Using the data below, gather each line that includes the word "Device".

┌─ EXTRACTED MATERIAL

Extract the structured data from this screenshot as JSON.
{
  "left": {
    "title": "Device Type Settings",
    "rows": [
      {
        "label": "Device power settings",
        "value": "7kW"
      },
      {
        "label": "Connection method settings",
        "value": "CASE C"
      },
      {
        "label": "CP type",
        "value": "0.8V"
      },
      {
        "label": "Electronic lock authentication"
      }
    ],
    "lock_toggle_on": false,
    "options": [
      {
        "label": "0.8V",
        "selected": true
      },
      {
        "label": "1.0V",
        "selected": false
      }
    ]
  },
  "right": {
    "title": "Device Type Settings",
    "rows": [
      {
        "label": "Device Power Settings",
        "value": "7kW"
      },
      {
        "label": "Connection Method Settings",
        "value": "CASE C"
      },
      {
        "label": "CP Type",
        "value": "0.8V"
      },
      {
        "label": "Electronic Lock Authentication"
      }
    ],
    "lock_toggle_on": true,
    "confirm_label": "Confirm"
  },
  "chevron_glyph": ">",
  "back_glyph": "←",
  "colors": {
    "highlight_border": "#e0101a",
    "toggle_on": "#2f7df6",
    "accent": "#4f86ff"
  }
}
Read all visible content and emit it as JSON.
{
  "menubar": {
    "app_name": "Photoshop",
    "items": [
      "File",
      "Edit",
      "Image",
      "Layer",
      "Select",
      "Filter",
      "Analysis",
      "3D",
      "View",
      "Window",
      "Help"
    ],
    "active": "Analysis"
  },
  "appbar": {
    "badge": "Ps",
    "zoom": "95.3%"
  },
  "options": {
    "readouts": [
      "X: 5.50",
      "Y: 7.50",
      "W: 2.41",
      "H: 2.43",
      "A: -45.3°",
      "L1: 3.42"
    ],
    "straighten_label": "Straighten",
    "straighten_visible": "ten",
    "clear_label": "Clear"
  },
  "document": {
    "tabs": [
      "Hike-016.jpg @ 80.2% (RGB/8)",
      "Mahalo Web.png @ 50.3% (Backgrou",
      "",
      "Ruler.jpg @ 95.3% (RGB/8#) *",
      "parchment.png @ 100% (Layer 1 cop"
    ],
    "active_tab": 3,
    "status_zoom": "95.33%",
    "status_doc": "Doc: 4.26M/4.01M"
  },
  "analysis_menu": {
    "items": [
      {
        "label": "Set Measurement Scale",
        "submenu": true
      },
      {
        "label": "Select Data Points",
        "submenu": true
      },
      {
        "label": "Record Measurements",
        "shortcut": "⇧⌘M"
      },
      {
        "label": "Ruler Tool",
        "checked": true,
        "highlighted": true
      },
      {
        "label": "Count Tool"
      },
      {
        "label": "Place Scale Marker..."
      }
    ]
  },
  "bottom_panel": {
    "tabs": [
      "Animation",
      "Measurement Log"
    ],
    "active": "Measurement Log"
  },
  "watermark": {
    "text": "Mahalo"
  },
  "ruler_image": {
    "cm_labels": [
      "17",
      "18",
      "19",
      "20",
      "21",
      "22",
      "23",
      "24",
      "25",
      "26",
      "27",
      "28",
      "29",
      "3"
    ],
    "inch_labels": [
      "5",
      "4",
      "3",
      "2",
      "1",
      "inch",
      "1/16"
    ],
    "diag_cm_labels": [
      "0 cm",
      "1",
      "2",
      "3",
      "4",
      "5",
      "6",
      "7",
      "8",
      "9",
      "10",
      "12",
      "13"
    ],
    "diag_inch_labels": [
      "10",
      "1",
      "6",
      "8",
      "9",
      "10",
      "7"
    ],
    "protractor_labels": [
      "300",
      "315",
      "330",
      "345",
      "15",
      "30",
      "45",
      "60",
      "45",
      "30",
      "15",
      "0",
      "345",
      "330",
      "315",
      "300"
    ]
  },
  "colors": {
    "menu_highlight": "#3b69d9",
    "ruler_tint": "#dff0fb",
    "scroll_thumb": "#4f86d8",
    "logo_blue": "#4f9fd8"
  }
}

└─

SOLUTION TO THIS EXERCISE:
    "title": "Device Type Settings",
        "label": "Device power settings",
    "title": "Device Type Settings",
        "label": "Device Power Settings",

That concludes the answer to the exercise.